EXERCISE AIM: Scan the entries below and return each line that contains "JSON".

Interface dataset entries:
-------
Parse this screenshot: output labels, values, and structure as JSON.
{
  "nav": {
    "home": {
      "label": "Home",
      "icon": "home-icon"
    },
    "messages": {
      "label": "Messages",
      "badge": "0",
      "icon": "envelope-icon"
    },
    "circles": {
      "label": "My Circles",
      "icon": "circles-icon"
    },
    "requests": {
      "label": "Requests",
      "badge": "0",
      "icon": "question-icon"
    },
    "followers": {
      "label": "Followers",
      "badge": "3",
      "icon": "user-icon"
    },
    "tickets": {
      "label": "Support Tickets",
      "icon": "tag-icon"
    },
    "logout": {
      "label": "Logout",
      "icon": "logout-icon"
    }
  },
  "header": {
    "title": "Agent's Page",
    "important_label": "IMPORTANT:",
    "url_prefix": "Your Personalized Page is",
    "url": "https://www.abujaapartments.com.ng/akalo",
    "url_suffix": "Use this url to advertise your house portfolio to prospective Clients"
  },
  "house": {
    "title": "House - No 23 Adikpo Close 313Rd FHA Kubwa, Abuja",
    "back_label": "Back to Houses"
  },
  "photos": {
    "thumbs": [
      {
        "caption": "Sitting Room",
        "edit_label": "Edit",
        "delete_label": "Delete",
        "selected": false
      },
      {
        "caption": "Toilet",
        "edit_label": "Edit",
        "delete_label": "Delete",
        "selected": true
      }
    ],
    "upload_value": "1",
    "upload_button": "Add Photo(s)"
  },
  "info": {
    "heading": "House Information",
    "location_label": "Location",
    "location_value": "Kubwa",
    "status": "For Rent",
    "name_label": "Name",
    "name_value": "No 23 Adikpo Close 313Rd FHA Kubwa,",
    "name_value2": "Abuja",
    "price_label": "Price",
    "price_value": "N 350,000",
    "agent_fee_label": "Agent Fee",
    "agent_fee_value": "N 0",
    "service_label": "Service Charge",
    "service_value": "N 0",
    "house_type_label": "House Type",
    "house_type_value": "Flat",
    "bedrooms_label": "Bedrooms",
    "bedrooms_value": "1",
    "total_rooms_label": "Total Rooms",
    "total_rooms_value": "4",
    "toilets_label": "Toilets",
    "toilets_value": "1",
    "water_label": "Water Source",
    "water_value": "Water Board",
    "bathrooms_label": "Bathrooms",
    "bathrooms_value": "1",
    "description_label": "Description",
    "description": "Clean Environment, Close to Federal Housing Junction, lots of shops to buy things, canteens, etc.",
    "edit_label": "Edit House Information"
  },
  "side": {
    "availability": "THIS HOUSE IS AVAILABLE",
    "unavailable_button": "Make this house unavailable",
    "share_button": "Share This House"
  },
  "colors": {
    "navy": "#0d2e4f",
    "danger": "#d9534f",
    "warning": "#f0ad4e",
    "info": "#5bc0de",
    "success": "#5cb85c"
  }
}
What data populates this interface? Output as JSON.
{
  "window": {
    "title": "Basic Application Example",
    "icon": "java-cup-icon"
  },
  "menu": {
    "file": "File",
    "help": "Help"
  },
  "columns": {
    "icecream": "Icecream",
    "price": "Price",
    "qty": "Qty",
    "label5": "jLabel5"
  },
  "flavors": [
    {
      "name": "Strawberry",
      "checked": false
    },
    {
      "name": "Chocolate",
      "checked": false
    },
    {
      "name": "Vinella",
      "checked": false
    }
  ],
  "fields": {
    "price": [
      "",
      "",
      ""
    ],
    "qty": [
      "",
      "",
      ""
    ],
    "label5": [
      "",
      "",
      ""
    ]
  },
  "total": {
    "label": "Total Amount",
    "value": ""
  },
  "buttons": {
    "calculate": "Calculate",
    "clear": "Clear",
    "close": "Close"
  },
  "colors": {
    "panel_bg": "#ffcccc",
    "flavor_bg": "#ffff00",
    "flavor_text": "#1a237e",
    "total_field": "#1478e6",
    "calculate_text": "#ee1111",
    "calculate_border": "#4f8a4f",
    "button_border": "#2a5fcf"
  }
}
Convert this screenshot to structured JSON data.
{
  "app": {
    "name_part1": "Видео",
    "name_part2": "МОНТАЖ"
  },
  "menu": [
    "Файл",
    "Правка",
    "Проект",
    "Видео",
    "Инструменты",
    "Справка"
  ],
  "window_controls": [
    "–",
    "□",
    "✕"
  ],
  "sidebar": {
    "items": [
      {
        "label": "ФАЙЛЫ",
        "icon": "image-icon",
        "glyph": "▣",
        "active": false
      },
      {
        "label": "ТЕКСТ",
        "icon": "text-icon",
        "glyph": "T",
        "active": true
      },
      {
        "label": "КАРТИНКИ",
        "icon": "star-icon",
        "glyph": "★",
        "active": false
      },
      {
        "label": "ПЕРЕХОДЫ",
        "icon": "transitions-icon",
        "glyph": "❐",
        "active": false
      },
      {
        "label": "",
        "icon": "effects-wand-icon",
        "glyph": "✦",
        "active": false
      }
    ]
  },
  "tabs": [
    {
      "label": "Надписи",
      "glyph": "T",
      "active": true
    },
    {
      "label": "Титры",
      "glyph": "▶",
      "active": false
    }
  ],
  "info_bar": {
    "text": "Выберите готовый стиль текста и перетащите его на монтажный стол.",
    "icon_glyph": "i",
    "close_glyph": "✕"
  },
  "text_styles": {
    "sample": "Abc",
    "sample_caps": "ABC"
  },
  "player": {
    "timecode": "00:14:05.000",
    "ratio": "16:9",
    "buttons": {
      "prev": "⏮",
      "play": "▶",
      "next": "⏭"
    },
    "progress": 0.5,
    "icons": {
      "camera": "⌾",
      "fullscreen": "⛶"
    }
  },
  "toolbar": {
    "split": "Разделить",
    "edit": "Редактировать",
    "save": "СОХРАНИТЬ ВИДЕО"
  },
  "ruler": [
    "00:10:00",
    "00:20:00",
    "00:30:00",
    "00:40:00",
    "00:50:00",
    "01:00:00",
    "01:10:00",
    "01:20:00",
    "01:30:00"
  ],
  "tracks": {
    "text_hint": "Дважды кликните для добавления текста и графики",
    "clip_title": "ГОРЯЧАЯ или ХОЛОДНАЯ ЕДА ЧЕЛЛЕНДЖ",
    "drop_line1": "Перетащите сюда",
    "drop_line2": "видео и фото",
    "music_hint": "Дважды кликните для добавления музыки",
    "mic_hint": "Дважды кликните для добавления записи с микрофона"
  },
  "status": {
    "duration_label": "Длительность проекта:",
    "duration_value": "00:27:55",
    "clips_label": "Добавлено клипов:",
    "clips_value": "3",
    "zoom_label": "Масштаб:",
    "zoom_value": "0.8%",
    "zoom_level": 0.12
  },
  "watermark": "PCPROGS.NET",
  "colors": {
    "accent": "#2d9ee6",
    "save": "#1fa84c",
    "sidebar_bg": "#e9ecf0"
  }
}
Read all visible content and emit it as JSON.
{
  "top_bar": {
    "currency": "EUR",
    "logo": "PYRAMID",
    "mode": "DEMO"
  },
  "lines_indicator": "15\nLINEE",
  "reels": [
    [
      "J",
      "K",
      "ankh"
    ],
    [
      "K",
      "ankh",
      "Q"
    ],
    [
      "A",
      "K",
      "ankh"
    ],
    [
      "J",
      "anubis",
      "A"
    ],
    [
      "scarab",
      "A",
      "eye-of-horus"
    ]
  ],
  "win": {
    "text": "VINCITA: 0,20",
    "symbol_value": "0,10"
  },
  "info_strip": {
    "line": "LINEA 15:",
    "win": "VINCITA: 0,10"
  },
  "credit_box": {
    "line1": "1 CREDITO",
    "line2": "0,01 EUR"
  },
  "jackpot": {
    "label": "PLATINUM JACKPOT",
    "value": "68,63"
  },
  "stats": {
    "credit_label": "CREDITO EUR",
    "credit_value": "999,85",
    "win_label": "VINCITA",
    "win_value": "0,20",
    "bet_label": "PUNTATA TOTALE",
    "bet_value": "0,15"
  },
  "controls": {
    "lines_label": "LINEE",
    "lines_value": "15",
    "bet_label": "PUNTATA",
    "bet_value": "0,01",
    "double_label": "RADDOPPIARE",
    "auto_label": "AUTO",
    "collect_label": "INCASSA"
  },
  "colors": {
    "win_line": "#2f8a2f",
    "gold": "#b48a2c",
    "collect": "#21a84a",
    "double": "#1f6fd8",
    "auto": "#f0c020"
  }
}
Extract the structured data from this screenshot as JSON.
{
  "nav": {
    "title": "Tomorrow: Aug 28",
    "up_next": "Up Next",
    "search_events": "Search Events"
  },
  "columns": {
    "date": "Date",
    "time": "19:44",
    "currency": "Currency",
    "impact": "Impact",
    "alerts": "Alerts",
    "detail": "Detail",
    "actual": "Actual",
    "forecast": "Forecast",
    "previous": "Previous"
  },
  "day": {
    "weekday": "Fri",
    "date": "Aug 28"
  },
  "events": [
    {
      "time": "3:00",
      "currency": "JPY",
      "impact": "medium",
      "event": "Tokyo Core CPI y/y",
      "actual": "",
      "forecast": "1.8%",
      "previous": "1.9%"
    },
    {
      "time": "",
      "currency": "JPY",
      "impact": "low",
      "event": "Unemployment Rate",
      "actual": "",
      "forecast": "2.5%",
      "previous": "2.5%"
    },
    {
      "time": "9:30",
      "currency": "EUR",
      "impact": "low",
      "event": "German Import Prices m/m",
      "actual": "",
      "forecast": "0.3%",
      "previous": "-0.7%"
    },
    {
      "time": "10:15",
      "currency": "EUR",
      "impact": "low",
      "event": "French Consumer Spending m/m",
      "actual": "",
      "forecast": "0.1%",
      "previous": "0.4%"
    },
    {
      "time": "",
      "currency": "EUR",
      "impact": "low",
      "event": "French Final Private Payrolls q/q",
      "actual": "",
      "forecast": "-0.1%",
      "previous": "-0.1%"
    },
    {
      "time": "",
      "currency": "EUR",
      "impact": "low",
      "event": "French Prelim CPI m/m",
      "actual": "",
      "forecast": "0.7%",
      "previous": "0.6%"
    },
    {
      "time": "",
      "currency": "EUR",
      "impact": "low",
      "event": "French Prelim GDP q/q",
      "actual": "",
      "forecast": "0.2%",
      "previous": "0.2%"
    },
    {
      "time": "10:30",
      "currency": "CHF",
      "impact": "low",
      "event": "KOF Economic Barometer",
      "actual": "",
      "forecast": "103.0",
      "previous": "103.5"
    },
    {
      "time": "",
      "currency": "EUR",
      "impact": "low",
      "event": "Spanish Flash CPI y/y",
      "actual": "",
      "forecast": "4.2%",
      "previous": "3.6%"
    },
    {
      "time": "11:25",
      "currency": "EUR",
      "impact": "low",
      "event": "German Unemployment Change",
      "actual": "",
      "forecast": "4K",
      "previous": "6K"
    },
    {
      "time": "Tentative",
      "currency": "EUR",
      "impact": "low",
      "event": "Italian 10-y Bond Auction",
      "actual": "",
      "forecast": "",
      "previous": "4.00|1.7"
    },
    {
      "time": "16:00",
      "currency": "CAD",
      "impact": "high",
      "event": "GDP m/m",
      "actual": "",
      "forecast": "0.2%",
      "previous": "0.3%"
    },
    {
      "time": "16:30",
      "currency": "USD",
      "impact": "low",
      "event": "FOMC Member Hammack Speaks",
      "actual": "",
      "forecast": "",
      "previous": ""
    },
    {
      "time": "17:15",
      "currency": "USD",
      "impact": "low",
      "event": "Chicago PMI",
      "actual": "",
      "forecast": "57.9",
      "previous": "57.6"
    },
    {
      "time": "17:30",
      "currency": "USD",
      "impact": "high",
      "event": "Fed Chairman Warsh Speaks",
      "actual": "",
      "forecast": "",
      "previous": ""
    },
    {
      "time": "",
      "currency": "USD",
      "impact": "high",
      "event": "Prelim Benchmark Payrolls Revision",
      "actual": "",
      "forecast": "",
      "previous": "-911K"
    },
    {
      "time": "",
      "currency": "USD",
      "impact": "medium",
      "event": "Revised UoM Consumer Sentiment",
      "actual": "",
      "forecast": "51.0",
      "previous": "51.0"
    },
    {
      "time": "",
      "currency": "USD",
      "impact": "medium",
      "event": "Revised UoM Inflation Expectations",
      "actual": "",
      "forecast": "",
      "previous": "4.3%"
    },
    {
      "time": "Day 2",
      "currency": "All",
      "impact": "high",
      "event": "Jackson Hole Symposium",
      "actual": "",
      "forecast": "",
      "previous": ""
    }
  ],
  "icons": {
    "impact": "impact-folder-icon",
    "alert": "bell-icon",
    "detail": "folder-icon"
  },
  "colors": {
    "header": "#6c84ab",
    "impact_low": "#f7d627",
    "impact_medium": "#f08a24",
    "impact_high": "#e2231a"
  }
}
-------
SOLUTION TO THIS TASK:
Parse this screenshot: output labels, values, and structure as JSON.
What data populates this interface? Output as JSON.
Convert this screenshot to structured JSON data.
Read all visible content and emit it as JSON.
Extract the structured data from this screenshot as JSON.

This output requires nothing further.